AIM OF THE TASK: Output the data verbatim, minus the images.

··· SOURCE INFORMATION ···

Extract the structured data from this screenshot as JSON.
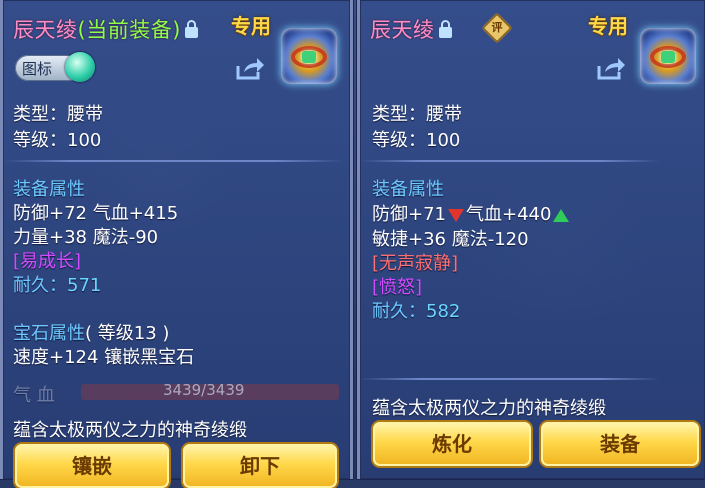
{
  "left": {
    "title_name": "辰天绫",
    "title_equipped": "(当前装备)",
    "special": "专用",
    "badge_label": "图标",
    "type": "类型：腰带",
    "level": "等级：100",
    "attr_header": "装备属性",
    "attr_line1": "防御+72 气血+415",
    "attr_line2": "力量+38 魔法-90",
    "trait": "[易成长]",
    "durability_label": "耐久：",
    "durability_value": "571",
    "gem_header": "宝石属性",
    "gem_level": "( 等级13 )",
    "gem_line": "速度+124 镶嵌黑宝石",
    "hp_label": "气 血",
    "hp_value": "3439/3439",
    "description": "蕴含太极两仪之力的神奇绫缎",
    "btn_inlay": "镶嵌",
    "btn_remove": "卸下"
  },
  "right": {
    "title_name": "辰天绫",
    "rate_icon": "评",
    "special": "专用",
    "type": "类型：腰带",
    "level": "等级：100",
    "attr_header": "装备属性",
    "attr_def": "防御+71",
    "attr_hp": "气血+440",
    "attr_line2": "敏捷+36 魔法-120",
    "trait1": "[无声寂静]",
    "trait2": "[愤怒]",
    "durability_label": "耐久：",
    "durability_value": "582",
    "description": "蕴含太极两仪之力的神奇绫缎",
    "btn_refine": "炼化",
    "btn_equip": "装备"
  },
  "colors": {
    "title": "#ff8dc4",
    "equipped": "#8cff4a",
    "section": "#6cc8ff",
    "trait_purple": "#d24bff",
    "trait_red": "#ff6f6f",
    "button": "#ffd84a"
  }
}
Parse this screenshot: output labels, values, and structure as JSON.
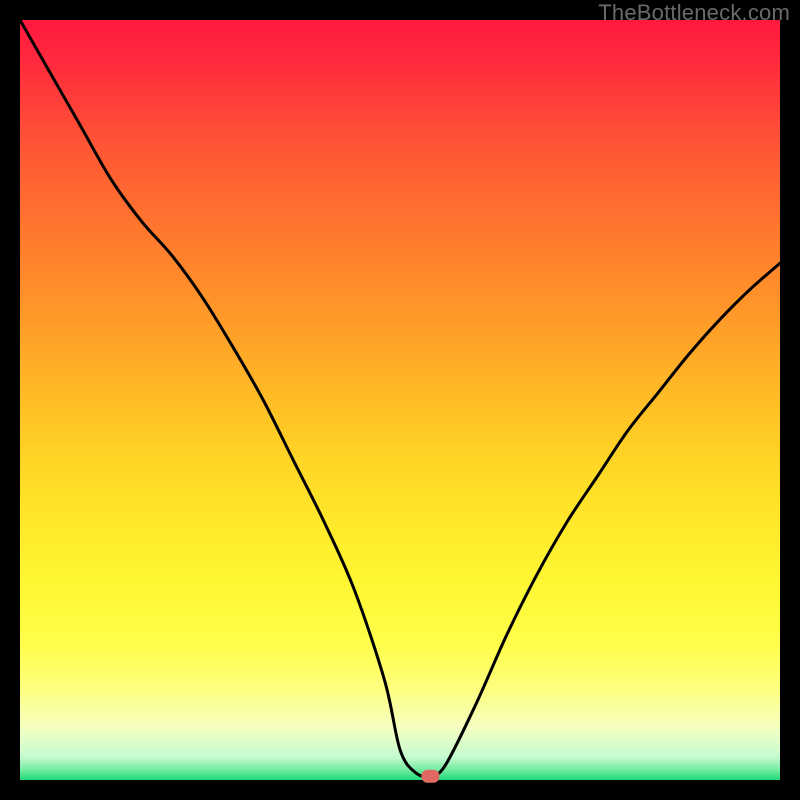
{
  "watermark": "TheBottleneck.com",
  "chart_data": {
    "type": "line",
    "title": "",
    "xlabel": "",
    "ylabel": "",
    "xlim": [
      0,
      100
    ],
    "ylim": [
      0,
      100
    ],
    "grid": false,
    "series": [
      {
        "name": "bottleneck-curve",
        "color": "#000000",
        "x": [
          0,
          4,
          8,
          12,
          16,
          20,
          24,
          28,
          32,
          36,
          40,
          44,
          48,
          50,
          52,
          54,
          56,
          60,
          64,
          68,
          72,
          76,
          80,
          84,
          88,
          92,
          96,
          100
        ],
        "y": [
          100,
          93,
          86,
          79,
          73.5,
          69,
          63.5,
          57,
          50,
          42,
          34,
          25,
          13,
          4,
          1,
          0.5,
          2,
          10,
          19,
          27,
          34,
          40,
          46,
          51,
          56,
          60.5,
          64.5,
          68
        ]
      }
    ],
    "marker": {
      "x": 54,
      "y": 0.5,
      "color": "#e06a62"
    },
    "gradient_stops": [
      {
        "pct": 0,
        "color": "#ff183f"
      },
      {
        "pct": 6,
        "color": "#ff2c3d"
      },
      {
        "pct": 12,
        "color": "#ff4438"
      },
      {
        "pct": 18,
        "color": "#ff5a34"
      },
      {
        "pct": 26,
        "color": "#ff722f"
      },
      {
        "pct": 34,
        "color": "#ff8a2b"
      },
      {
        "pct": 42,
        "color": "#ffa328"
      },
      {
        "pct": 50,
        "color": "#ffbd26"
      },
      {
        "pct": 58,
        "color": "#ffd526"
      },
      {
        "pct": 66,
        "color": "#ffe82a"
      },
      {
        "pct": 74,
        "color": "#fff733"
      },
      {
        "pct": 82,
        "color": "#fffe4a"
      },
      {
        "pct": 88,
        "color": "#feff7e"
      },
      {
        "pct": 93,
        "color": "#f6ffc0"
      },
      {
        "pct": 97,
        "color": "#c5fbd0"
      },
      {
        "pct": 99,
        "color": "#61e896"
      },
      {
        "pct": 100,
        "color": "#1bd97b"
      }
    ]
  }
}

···

FINISHED TASK:
Extract the structured data from this screenshot as JSON.
{
  "left": {
    "title_name": "辰天绫",
    "title_equipped": "(当前装备)",
    "special": "专用",
    "badge_label": "图标",
    "type": "类型：腰带",
    "level": "等级：100",
    "attr_header": "装备属性",
    "attr_line1": "防御+72 气血+415",
    "attr_line2": "力量+38 魔法-90",
    "trait": "[易成长]",
    "durability_label": "耐久：",
    "durability_value": "571",
    "gem_header": "宝石属性",
    "gem_level": "( 等级13 )",
    "gem_line": "速度+124 镶嵌黑宝石",
    "hp_label": "气 血",
    "hp_value": "3439/3439",
    "description": "蕴含太极两仪之力的神奇绫缎",
    "btn_inlay": "镶嵌",
    "btn_remove": "卸下"
  },
  "right": {
    "title_name": "辰天绫",
    "rate_icon": "评",
    "special": "专用",
    "type": "类型：腰带",
    "level": "等级：100",
    "attr_header": "装备属性",
    "attr_def": "防御+71",
    "attr_hp": "气血+440",
    "attr_line2": "敏捷+36 魔法-120",
    "trait1": "[无声寂静]",
    "trait2": "[愤怒]",
    "durability_label": "耐久：",
    "durability_value": "582",
    "description": "蕴含太极两仪之力的神奇绫缎",
    "btn_refine": "炼化",
    "btn_equip": "装备"
  },
  "colors": {
    "title": "#ff8dc4",
    "equipped": "#8cff4a",
    "section": "#6cc8ff",
    "trait_purple": "#d24bff",
    "trait_red": "#ff6f6f",
    "button": "#ffd84a"
  }
}
Parse this screenshot: output labels, values, and structure as JSON.
{
  "watermark": "TheBottleneck.com",
  "chart_data": {
    "type": "line",
    "title": "",
    "xlabel": "",
    "ylabel": "",
    "xlim": [
      0,
      100
    ],
    "ylim": [
      0,
      100
    ],
    "grid": false,
    "series": [
      {
        "name": "bottleneck-curve",
        "color": "#000000",
        "x": [
          0,
          4,
          8,
          12,
          16,
          20,
          24,
          28,
          32,
          36,
          40,
          44,
          48,
          50,
          52,
          54,
          56,
          60,
          64,
          68,
          72,
          76,
          80,
          84,
          88,
          92,
          96,
          100
        ],
        "y": [
          100,
          93,
          86,
          79,
          73.5,
          69,
          63.5,
          57,
          50,
          42,
          34,
          25,
          13,
          4,
          1,
          0.5,
          2,
          10,
          19,
          27,
          34,
          40,
          46,
          51,
          56,
          60.5,
          64.5,
          68
        ]
      }
    ],
    "marker": {
      "x": 54,
      "y": 0.5,
      "color": "#e06a62"
    },
    "gradient_stops": [
      {
        "pct": 0,
        "color": "#ff183f"
      },
      {
        "pct": 6,
        "color": "#ff2c3d"
      },
      {
        "pct": 12,
        "color": "#ff4438"
      },
      {
        "pct": 18,
        "color": "#ff5a34"
      },
      {
        "pct": 26,
        "color": "#ff722f"
      },
      {
        "pct": 34,
        "color": "#ff8a2b"
      },
      {
        "pct": 42,
        "color": "#ffa328"
      },
      {
        "pct": 50,
        "color": "#ffbd26"
      },
      {
        "pct": 58,
        "color": "#ffd526"
      },
      {
        "pct": 66,
        "color": "#ffe82a"
      },
      {
        "pct": 74,
        "color": "#fff733"
      },
      {
        "pct": 82,
        "color": "#fffe4a"
      },
      {
        "pct": 88,
        "color": "#feff7e"
      },
      {
        "pct": 93,
        "color": "#f6ffc0"
      },
      {
        "pct": 97,
        "color": "#c5fbd0"
      },
      {
        "pct": 99,
        "color": "#61e896"
      },
      {
        "pct": 100,
        "color": "#1bd97b"
      }
    ]
  }
}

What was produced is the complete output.